China is defending the construction of its giant Three Gorges Dam, saying that it is progressing smoothly. But the massive project remains dogged by problems over its effect on the environment, corruption and the forced resettlement of more than a million people.
The Chinese government is trying to deflect widespread criticism over its construction of the world's largest hydro-electric dam, which will cost about $25 billion by the time it is finished in 2009.
Guo Shuyan, head of the Three Gorges Dam committee, told a news conference in Beijing Tuesday that construction of the dam on the Yangzi River is progressing according to schedule. Mr. Guo says the government has relocated 646,000 people living along the Yangzi River in southwest China to make way for the dam. More than one million people will be resettled by 2009.

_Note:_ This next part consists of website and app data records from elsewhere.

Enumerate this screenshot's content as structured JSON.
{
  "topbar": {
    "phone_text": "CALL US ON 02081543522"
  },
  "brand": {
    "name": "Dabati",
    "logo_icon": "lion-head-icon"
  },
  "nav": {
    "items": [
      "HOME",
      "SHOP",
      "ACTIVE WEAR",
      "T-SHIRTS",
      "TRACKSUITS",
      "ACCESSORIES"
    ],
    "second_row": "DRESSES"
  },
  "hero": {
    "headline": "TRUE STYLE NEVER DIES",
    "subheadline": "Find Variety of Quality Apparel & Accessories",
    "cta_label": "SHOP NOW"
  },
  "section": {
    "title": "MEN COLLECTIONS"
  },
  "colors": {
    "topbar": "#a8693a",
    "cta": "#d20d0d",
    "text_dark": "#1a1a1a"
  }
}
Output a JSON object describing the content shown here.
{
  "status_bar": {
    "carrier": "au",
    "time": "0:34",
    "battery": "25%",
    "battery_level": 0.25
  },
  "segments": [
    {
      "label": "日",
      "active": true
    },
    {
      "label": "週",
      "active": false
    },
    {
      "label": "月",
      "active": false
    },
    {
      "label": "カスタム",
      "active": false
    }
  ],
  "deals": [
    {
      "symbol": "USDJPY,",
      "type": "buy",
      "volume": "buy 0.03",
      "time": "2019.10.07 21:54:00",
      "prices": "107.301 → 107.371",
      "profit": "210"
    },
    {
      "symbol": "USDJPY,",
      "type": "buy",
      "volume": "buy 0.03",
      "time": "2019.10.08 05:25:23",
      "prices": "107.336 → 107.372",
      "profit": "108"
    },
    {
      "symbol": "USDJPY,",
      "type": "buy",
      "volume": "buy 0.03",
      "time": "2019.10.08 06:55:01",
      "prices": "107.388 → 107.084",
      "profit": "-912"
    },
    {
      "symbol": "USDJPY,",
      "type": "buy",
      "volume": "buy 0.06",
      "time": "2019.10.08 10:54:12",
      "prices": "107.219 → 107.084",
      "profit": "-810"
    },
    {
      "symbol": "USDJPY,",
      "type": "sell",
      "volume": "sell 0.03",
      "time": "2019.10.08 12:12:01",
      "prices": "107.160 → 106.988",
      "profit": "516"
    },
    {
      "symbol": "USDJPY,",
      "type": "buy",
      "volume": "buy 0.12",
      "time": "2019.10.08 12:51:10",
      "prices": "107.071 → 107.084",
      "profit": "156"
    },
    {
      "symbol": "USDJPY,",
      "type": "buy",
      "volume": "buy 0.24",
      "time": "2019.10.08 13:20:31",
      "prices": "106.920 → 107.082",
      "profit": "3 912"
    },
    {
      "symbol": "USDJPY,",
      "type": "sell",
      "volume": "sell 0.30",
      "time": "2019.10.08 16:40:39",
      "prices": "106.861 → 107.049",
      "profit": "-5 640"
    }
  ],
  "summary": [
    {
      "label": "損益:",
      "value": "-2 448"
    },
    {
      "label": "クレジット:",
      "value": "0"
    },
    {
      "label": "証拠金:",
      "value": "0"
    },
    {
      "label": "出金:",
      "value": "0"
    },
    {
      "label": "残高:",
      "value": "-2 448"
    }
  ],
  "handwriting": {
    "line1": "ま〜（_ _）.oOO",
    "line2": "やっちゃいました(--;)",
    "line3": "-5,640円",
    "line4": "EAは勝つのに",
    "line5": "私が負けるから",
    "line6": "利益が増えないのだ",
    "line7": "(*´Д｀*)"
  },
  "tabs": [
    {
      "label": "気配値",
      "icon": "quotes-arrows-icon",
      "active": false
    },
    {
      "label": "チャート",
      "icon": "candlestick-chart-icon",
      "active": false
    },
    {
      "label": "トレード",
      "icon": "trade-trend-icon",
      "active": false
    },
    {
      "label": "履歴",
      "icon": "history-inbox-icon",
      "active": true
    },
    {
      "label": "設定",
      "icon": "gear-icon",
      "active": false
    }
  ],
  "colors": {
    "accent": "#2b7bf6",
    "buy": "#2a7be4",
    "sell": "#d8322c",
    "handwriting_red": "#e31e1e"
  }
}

Mr. Guo said the success of China's giant dam demonstrates the superiority of its socialist system. He says most of the farmers are happy to relocate because they are given new homes and higher living standards.
But Mr. Guo admits that some villagers have not received money earmarked for their resettlement, because funds have been siphoned off by corrupt officials. He says that since construction of the dam began in 1993, 267 people have been charged with embezzling relocation funds, and some have been imprisoned.
Mr. Guo argues that money illegally skimmed from the budget amounts to just a tiny fraction of Beijing's investment in the dam. The government has previously said that officials embezzled $57 million from Three Gorges resettlement funds.
Another official in charge of overseeing construction, Shou Jiahua, dismissed concerns that the dam will cause more environmental problems than it addresses.
Ms. Shou admits that once the 185 meter deep dam is completed, there will be more earthquakes and landslides in the area because of instability caused by the dam's high water level. The completed dam will form a 600 kilometer-long reservoir by submerging more than 100 towns along the Yangzi River. But she insists the government has a program to control any increased danger to human lives and property.
China decided to build the Three Gorges Dam to control devastating flooding each year and to generate electricity.
Residents living in areas to be flooded complain widely of being forced out of their homes without compensation. Villagers who protest against the dam are routinely harassed or detained by police.